[INSTRUCTIONS FOR THE TASK]
An exact copy of all the entries is needed, with no images in it.
++++++++++++++++++++
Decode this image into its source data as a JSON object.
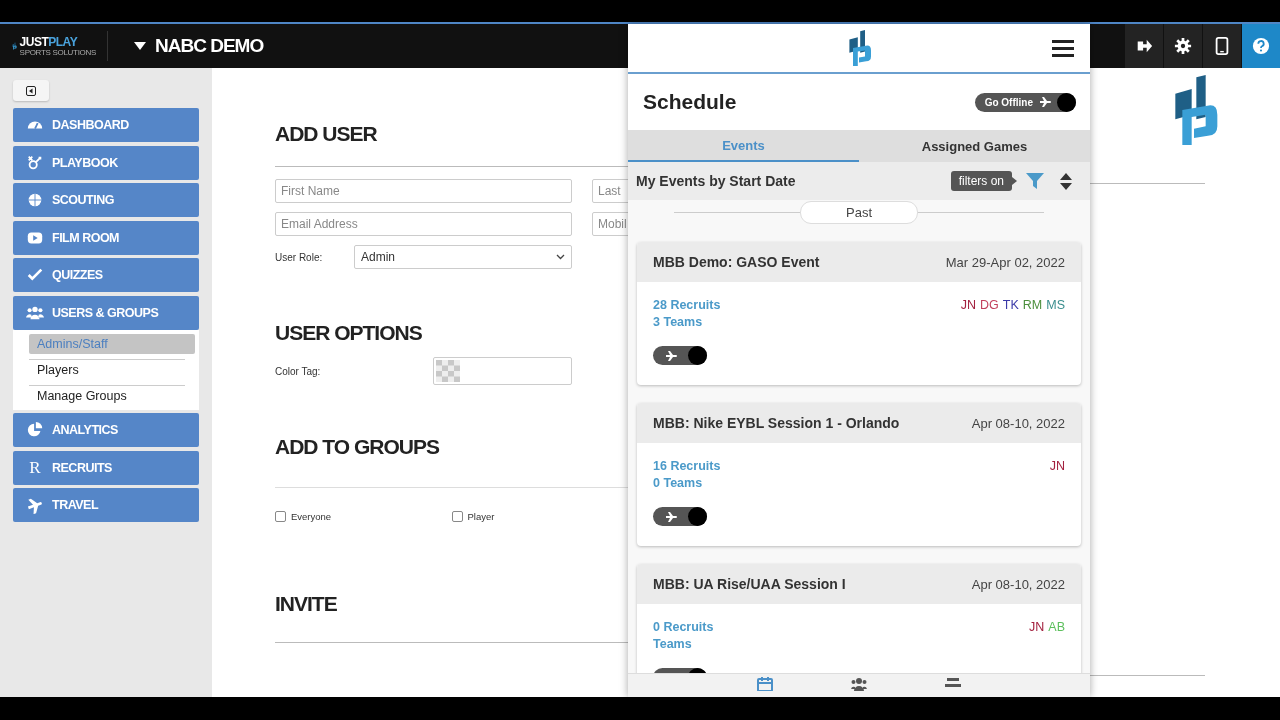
{
  "header": {
    "brand": [
      "JUST",
      "PLAY"
    ],
    "brand_sub": "SPORTS SOLUTIONS",
    "team": "NABC DEMO",
    "actions": [
      {
        "kind": "logout"
      },
      {
        "kind": "settings"
      },
      {
        "kind": "tablet"
      },
      {
        "kind": "help"
      }
    ]
  },
  "sidebar": {
    "items": [
      {
        "label": "DASHBOARD",
        "kind": "gauge"
      },
      {
        "label": "PLAYBOOK",
        "kind": "play"
      },
      {
        "label": "SCOUTING",
        "kind": "ball"
      },
      {
        "label": "FILM ROOM",
        "kind": "film"
      },
      {
        "label": "QUIZZES",
        "kind": "check"
      },
      {
        "label": "USERS & GROUPS",
        "kind": "users",
        "children": [
          {
            "label": "Admins/Staff",
            "selected": true
          },
          {
            "label": "Players",
            "selected": false
          },
          {
            "label": "Manage Groups",
            "selected": false
          }
        ]
      },
      {
        "label": "ANALYTICS",
        "kind": "pie"
      },
      {
        "label": "RECRUITS",
        "kind": "letter",
        "icon_text": "R"
      },
      {
        "label": "TRAVEL",
        "kind": "plane"
      }
    ]
  },
  "add_user": {
    "title": "ADD USER",
    "fields": [
      {
        "placeholder": "First Name"
      },
      {
        "placeholder": "Last"
      },
      {
        "placeholder": "Email Address"
      },
      {
        "placeholder": "Mobil"
      }
    ],
    "role_label": "User Role:",
    "role_value": "Admin"
  },
  "user_options": {
    "title": "USER OPTIONS",
    "color_tag_label": "Color Tag:"
  },
  "add_to_groups": {
    "title": "ADD TO GROUPS",
    "groups": [
      {
        "label": "Everyone",
        "checked": false
      },
      {
        "label": "Player",
        "checked": false
      }
    ]
  },
  "invite": {
    "title": "INVITE"
  },
  "schedule": {
    "title": "Schedule",
    "offline_label": "Go Offline",
    "tabs": [
      {
        "label": "Events",
        "selected": true
      },
      {
        "label": "Assigned Games",
        "selected": false
      }
    ],
    "list_title": "My Events by Start Date",
    "filter_badge": "filters on",
    "section": "Past",
    "events": [
      {
        "name": "MBB Demo: GASO Event",
        "dates": "Mar 29-Apr 02, 2022",
        "recruits": "28 Recruits",
        "teams": "3 Teams",
        "staff": [
          {
            "initials": "JN",
            "color": "#a3213f"
          },
          {
            "initials": "DG",
            "color": "#c2405c"
          },
          {
            "initials": "TK",
            "color": "#3b3aa8"
          },
          {
            "initials": "RM",
            "color": "#4c8f3c"
          },
          {
            "initials": "MS",
            "color": "#3a8e8e"
          }
        ]
      },
      {
        "name": "MBB: Nike EYBL Session 1 - Orlando",
        "dates": "Apr 08-10, 2022",
        "recruits": "16 Recruits",
        "teams": "0 Teams",
        "staff": [
          {
            "initials": "JN",
            "color": "#a3213f"
          }
        ]
      },
      {
        "name": "MBB: UA Rise/UAA Session I",
        "dates": "Apr 08-10, 2022",
        "recruits": "0 Recruits",
        "teams": "Teams",
        "staff": [
          {
            "initials": "JN",
            "color": "#a3213f"
          },
          {
            "initials": "AB",
            "color": "#5cbf5c"
          }
        ]
      }
    ],
    "nav": [
      {
        "kind": "calendar",
        "selected": true
      },
      {
        "kind": "people",
        "selected": false
      },
      {
        "kind": "list",
        "selected": false
      }
    ]
  }
}
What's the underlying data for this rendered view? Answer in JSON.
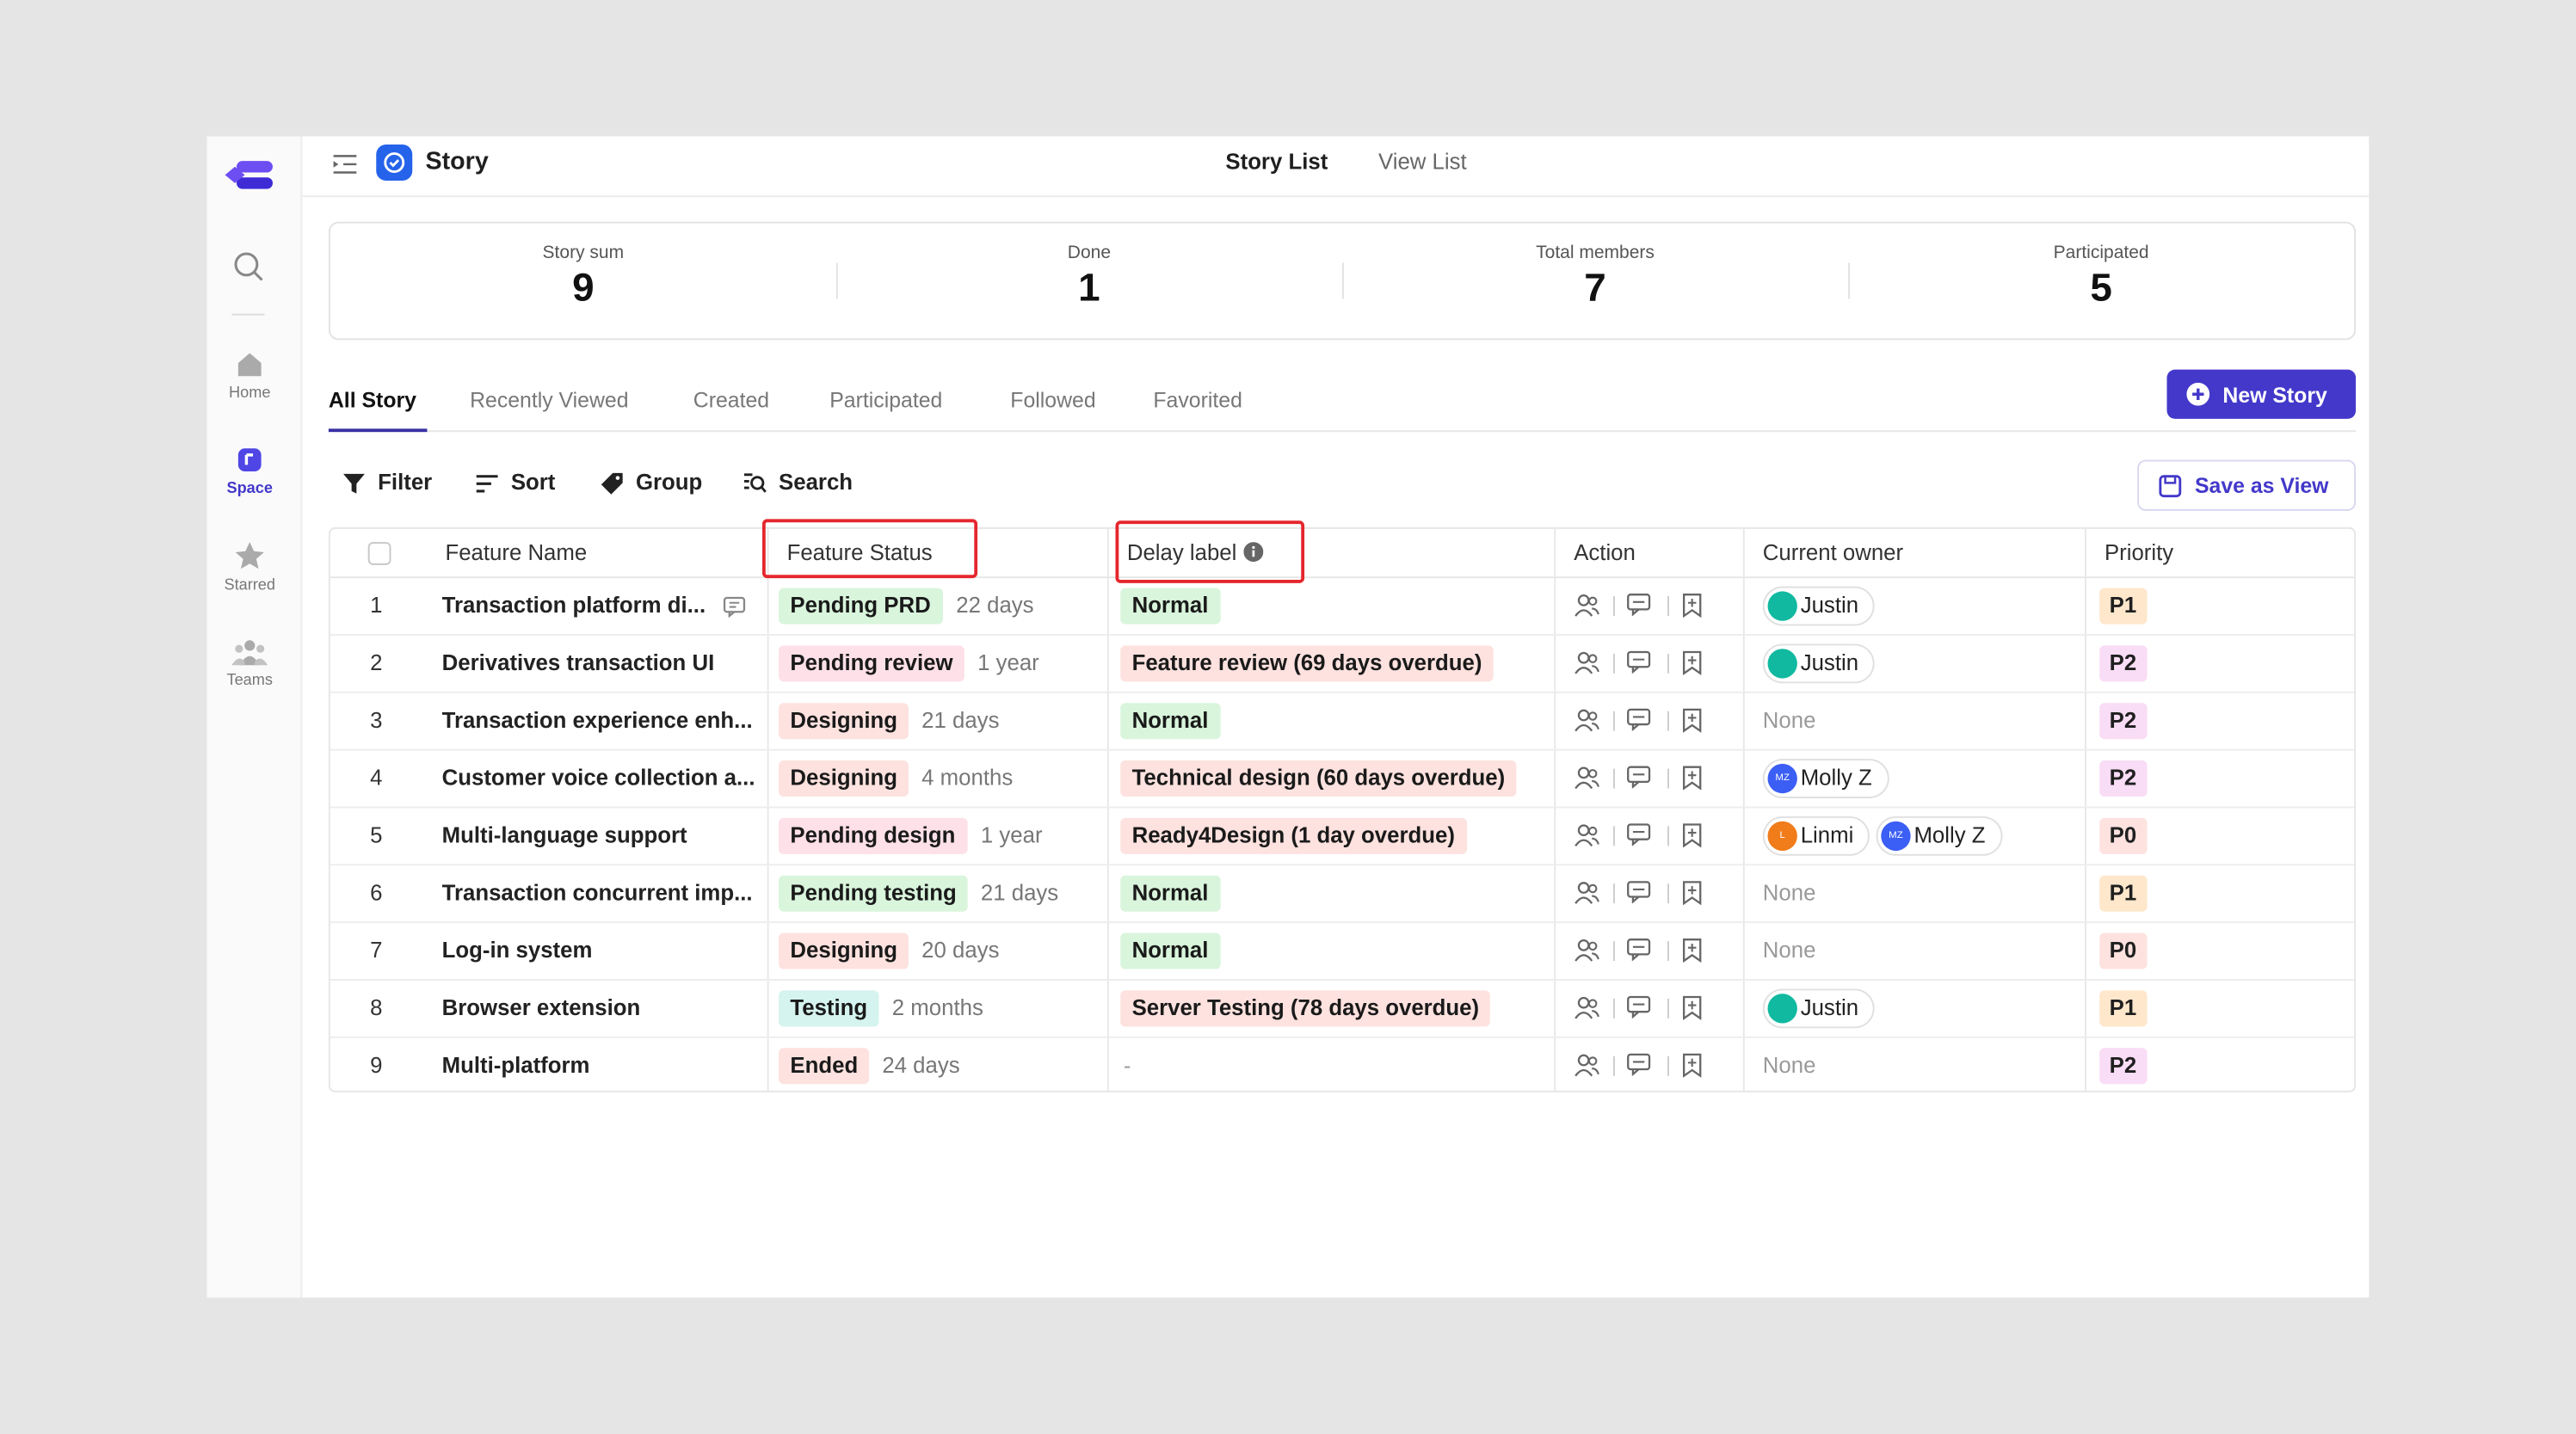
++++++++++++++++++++
[ANSWER FOR THIS EXERCISE]
Decode this image into its source data as a JSON object.
{
  "header": {
    "brand": [
      "JUST",
      "PLAY"
    ],
    "brand_sub": "SPORTS SOLUTIONS",
    "team": "NABC DEMO",
    "actions": [
      {
        "kind": "logout"
      },
      {
        "kind": "settings"
      },
      {
        "kind": "tablet"
      },
      {
        "kind": "help"
      }
    ]
  },
  "sidebar": {
    "items": [
      {
        "label": "DASHBOARD",
        "kind": "gauge"
      },
      {
        "label": "PLAYBOOK",
        "kind": "play"
      },
      {
        "label": "SCOUTING",
        "kind": "ball"
      },
      {
        "label": "FILM ROOM",
        "kind": "film"
      },
      {
        "label": "QUIZZES",
        "kind": "check"
      },
      {
        "label": "USERS & GROUPS",
        "kind": "users",
        "children": [
          {
            "label": "Admins/Staff",
            "selected": true
          },
          {
            "label": "Players",
            "selected": false
          },
          {
            "label": "Manage Groups",
            "selected": false
          }
        ]
      },
      {
        "label": "ANALYTICS",
        "kind": "pie"
      },
      {
        "label": "RECRUITS",
        "kind": "letter",
        "icon_text": "R"
      },
      {
        "label": "TRAVEL",
        "kind": "plane"
      }
    ]
  },
  "add_user": {
    "title": "ADD USER",
    "fields": [
      {
        "placeholder": "First Name"
      },
      {
        "placeholder": "Last"
      },
      {
        "placeholder": "Email Address"
      },
      {
        "placeholder": "Mobil"
      }
    ],
    "role_label": "User Role:",
    "role_value": "Admin"
  },
  "user_options": {
    "title": "USER OPTIONS",
    "color_tag_label": "Color Tag:"
  },
  "add_to_groups": {
    "title": "ADD TO GROUPS",
    "groups": [
      {
        "label": "Everyone",
        "checked": false
      },
      {
        "label": "Player",
        "checked": false
      }
    ]
  },
  "invite": {
    "title": "INVITE"
  },
  "schedule": {
    "title": "Schedule",
    "offline_label": "Go Offline",
    "tabs": [
      {
        "label": "Events",
        "selected": true
      },
      {
        "label": "Assigned Games",
        "selected": false
      }
    ],
    "list_title": "My Events by Start Date",
    "filter_badge": "filters on",
    "section": "Past",
    "events": [
      {
        "name": "MBB Demo: GASO Event",
        "dates": "Mar 29-Apr 02, 2022",
        "recruits": "28 Recruits",
        "teams": "3 Teams",
        "staff": [
          {
            "initials": "JN",
            "color": "#a3213f"
          },
          {
            "initials": "DG",
            "color": "#c2405c"
          },
          {
            "initials": "TK",
            "color": "#3b3aa8"
          },
          {
            "initials": "RM",
            "color": "#4c8f3c"
          },
          {
            "initials": "MS",
            "color": "#3a8e8e"
          }
        ]
      },
      {
        "name": "MBB: Nike EYBL Session 1 - Orlando",
        "dates": "Apr 08-10, 2022",
        "recruits": "16 Recruits",
        "teams": "0 Teams",
        "staff": [
          {
            "initials": "JN",
            "color": "#a3213f"
          }
        ]
      },
      {
        "name": "MBB: UA Rise/UAA Session I",
        "dates": "Apr 08-10, 2022",
        "recruits": "0 Recruits",
        "teams": "Teams",
        "staff": [
          {
            "initials": "JN",
            "color": "#a3213f"
          },
          {
            "initials": "AB",
            "color": "#5cbf5c"
          }
        ]
      }
    ],
    "nav": [
      {
        "kind": "calendar",
        "selected": true
      },
      {
        "kind": "people",
        "selected": false
      },
      {
        "kind": "list",
        "selected": false
      }
    ]
  }
}
What's the underlying data for this rendered view? Answer in JSON.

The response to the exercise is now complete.